So, finally – why do I think I might be digitally ready?

The five characteristics:

I am change positive, curious and relentlessly focussed on improving the experience of service users and importantly outcomes.  I am resilient, prepared to try new things and learn from others.

How are you digitally ready?

curiosity and my cat 🙂


Informatics skills – If you always do

‘If you always do what you have always done,

you will always get what you always got’

I see this everywhere, urging us to change; I am a bit bored with it to be honest but it does have an irritating ring of truth about it.

Nurse keyboardI’ve been thinking about the skills that nurses, midwives and health visitors need now and for the future over the last week, as a result of meeting 100s of nurses and talking to them about informatics. What I do know is that technology has already impacted on practice and I feel sure it will continue to do so. These days, as I only spend short rare periods on the ward, I often can’t use a piece of new equipment and have to ask someone to help. Informatics – that is both the use of information resources and technology – have an insidious impact on practice and increasingly are woven into the work we do with patients.

dream jobWhy is it then that we continue to write job descriptions (JDs) that could have been written 2 decades ago when I was a ward sister? They seem old fashioned and if they are trying to describe what nurses need to do they are dull, dull, dull. Nursing is one of the most exciting and diverse jobs I can think of yet if you go and pick up a vacancy on NHS Jobs and open the job description I suspect you might feel underwhelmed. In a competitive labour market surely we need to do better than this? These JDs are like a window into your organisations!

Two years ago I collaborated on a piece of work with Professor Dawn Dowding. We randomly sampled job descriptions taken from NHS Jobs on a single day and analysed them to look for the skills relating to informatics. I was yet again underwhelmed. You can see the full publication here (sorry its pay walled).

In a world where using information and technology are almost routine parts of our lives these JDs were shocking.

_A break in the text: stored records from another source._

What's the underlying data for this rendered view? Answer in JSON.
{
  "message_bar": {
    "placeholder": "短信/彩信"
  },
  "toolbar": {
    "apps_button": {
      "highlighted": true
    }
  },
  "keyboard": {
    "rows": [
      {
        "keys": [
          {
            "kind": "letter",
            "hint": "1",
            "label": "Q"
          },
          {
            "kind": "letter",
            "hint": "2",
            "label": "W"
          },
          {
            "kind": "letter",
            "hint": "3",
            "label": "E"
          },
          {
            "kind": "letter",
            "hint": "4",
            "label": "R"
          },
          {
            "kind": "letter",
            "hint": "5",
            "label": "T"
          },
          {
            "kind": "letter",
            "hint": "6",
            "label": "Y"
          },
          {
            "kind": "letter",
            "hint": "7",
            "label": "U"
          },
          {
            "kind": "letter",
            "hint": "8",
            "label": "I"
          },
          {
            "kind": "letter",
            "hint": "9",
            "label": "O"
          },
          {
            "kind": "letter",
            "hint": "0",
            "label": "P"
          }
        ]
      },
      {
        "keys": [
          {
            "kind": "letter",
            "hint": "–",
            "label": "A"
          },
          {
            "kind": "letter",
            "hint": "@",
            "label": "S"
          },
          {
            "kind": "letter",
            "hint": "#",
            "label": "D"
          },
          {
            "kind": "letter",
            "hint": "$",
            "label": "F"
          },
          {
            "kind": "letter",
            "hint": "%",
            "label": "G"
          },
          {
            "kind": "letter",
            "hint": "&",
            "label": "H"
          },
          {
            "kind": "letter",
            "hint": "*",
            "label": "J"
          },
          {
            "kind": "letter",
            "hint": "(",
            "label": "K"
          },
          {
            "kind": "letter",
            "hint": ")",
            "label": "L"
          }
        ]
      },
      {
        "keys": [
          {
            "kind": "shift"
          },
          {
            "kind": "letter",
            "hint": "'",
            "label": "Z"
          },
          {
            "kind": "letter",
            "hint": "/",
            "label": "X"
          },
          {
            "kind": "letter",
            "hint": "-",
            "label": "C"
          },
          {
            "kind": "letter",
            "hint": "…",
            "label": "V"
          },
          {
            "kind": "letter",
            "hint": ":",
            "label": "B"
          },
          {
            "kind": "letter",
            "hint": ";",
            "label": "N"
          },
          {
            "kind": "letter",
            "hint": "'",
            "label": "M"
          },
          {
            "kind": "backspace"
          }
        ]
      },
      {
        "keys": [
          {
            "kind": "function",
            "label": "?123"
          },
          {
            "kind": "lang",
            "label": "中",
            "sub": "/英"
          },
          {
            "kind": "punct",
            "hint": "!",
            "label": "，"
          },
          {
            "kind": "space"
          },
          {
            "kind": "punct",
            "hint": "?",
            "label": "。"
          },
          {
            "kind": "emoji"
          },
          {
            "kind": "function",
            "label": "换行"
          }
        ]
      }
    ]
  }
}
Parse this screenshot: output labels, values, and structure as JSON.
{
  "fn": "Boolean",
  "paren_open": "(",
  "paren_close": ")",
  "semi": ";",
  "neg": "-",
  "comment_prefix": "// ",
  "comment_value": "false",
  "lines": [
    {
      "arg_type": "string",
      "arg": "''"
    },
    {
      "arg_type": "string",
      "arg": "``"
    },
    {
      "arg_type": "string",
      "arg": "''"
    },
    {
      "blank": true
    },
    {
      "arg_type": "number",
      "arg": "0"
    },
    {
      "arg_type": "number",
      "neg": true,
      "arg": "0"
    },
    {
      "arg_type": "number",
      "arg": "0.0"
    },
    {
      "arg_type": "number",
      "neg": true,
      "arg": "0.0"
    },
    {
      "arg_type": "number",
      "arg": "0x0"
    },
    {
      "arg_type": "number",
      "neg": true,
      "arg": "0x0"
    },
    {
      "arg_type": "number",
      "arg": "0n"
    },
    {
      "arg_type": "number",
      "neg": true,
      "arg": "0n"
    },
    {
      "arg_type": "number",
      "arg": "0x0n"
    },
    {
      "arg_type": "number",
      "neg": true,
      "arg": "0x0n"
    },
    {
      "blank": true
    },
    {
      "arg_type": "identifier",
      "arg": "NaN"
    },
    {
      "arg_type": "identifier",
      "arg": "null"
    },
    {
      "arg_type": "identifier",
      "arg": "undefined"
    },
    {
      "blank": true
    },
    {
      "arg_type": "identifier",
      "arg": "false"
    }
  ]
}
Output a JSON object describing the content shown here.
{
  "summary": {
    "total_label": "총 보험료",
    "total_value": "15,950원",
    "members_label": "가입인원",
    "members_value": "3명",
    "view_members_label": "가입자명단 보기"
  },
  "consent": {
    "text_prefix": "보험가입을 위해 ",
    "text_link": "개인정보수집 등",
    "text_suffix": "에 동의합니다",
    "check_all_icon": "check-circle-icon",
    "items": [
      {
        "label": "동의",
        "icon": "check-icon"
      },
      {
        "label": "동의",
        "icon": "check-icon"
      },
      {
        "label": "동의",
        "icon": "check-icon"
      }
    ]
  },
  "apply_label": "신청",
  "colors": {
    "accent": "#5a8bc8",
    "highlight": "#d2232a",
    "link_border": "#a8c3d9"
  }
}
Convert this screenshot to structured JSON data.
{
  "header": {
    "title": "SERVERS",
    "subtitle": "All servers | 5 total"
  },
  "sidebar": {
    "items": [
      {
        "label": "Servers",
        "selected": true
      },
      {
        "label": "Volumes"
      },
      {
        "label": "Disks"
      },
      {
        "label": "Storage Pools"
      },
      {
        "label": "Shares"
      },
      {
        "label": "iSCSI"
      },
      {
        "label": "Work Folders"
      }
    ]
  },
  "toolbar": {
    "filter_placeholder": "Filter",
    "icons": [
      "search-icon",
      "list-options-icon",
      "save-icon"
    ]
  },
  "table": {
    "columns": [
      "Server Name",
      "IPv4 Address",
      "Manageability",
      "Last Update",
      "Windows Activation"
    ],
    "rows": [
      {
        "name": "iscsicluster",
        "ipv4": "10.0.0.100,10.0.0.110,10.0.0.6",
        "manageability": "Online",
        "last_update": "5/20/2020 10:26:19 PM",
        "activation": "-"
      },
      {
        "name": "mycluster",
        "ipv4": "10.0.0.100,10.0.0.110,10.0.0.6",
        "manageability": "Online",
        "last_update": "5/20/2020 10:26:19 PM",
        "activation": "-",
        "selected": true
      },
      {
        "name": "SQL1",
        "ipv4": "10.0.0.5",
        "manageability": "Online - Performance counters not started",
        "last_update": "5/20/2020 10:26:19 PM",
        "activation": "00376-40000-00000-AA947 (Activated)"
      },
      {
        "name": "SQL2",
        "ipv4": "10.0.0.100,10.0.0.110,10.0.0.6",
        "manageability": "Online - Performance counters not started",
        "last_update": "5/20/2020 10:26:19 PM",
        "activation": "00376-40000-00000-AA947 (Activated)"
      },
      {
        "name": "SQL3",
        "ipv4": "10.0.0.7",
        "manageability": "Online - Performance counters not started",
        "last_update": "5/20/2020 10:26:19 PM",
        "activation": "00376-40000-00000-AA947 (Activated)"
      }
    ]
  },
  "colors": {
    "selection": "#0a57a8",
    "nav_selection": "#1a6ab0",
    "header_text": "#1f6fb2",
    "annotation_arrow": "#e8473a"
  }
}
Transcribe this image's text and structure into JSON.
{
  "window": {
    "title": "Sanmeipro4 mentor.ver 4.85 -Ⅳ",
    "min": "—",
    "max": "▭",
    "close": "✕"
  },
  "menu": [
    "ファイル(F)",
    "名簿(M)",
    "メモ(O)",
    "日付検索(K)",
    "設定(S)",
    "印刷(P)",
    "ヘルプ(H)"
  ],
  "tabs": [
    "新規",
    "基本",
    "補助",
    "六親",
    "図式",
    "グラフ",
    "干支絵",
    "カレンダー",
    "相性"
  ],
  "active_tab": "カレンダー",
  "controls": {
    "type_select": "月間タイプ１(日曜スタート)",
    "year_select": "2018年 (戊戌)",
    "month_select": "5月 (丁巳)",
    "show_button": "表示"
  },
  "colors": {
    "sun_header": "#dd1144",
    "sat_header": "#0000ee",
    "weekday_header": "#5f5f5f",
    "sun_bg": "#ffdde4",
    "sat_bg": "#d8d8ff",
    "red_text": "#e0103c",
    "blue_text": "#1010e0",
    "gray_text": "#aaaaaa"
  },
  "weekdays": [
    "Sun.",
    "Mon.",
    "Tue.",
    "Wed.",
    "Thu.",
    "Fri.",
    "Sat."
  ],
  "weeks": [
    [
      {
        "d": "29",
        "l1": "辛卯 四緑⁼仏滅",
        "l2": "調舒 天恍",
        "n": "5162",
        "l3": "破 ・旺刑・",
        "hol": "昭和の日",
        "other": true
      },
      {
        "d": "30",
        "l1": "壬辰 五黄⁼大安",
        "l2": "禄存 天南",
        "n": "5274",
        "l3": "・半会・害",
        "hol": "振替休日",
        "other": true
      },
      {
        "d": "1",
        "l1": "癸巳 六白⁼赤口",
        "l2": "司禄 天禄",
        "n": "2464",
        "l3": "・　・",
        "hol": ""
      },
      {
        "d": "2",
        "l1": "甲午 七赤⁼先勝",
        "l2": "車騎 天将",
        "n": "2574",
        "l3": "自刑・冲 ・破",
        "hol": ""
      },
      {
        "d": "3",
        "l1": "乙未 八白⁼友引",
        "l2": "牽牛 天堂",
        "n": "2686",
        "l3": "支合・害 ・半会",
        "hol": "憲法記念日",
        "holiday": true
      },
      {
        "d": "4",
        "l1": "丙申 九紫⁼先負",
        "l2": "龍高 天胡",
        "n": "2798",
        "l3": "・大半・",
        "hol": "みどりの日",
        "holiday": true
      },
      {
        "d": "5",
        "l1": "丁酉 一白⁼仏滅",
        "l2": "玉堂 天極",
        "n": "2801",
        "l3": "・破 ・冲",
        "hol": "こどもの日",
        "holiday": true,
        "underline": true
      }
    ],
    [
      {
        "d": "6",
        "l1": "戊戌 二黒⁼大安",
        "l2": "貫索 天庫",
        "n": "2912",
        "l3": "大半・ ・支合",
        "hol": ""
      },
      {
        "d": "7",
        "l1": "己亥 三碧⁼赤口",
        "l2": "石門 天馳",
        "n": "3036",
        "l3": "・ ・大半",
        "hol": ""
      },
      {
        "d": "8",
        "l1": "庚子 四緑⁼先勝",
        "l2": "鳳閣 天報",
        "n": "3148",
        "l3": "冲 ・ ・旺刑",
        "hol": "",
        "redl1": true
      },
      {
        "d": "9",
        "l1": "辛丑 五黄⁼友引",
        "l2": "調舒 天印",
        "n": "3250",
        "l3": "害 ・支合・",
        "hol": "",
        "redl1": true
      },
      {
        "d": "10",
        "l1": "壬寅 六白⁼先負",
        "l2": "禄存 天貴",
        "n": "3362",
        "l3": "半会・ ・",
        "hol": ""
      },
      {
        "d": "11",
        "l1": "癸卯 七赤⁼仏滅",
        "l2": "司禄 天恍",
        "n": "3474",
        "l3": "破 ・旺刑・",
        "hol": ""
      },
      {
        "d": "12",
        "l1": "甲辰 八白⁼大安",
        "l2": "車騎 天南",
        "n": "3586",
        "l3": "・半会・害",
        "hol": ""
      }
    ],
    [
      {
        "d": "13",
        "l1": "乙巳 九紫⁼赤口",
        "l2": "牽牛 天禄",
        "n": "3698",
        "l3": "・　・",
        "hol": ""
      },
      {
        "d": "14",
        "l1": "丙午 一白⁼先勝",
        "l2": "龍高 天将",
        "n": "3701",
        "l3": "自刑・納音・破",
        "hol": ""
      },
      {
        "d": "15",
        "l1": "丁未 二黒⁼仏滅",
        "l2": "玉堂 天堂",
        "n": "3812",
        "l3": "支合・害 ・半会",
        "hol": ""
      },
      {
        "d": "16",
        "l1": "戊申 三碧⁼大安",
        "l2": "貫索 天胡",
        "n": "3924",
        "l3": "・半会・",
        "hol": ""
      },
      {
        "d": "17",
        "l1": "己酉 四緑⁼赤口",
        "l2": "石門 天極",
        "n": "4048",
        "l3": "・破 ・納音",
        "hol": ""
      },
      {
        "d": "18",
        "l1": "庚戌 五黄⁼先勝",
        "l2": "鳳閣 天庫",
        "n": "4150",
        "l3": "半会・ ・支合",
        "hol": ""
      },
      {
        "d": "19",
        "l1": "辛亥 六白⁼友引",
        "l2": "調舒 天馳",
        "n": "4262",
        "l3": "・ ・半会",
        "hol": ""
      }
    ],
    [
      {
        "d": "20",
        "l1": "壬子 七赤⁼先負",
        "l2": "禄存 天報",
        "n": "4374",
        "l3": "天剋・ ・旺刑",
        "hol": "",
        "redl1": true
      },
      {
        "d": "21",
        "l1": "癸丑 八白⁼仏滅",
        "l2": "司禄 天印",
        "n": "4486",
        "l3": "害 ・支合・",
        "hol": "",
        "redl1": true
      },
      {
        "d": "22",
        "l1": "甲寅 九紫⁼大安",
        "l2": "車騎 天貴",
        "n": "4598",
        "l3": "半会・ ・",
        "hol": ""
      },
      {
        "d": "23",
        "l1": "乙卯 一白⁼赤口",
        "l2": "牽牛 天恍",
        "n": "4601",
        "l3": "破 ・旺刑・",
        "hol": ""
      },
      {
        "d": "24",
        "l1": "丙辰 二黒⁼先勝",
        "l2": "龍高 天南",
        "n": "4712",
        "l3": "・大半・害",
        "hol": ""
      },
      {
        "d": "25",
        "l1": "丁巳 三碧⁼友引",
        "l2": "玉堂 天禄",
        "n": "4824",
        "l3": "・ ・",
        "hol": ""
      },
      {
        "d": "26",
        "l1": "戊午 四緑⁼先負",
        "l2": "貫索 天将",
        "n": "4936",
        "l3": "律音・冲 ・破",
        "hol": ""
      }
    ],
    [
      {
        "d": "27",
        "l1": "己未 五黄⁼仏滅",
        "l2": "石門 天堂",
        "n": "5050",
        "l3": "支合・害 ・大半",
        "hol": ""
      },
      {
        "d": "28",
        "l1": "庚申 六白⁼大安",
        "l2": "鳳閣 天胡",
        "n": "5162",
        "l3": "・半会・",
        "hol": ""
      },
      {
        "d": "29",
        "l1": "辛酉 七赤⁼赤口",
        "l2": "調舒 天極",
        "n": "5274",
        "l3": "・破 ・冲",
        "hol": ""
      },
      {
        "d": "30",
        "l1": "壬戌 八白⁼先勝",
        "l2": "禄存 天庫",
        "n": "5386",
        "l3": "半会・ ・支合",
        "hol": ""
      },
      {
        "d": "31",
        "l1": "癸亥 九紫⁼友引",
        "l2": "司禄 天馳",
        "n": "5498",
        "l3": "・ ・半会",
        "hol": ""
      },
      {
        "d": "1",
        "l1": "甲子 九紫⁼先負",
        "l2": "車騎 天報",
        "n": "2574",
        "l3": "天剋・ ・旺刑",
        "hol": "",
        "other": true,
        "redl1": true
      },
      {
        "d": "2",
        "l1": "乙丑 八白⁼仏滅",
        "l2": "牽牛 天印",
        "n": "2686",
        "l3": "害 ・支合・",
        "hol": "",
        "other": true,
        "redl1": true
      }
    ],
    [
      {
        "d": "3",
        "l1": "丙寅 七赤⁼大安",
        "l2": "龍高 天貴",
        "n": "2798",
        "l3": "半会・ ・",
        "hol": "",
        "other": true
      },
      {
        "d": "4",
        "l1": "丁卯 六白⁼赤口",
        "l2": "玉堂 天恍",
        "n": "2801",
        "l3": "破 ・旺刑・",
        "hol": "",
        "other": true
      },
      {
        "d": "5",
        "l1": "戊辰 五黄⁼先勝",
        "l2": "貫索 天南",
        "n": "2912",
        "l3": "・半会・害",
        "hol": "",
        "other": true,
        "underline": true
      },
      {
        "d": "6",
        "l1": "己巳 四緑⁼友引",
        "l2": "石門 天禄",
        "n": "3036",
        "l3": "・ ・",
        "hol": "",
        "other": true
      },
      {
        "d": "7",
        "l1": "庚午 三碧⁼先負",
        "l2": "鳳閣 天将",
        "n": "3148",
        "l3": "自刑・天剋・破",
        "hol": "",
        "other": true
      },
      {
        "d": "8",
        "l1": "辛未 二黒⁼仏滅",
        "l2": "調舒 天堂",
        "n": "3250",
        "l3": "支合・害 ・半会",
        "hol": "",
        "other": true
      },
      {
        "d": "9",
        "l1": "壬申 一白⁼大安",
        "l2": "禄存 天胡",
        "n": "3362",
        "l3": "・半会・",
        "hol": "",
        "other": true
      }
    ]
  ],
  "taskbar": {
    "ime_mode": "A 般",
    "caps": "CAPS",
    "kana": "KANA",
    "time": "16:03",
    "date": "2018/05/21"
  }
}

Few referred to using information in a modern way although there were oblique references to some of these concepts. 16571920_sOne of the most powerful feelings I came away with was the rules driven Information Governance agenda with the focus on ‘thou shall not’ with no focus what-so-ever on how sharing information can improve safety. I am pleased that since then the Caldicott 2 review has corrected this perception but a quick scan on NHS Jobs reveals that this is still not evident in JDs.

Nursing is a modern profession. It is continually reshaping itself to meet the needs of the people we care for. Job Descriptions reflect how we see roles, how we recruit people with the skills to do the job and these in turn inform workforce plans that help us to educate the future workforce. We need modern nurses who are skilled users of information and technology to meet the challenges of the future. But if we always describe nursing in the ways often expressed in JDs, we will always get what we always got!

Here is a my take on a redraft – Nurse Draft JD – as an example of a more modern JD. I am not saying it is right, it was developed with my particular focus and was drafted before the 6Cs Compassion in Practice strategy but I believe it has the informatics skills woven through it, just like the use of information and technology are woven into practice. I just wanted to show how informatics could be described without asking for ‘Computer Skills’!!!!

We need to up our game.

technology future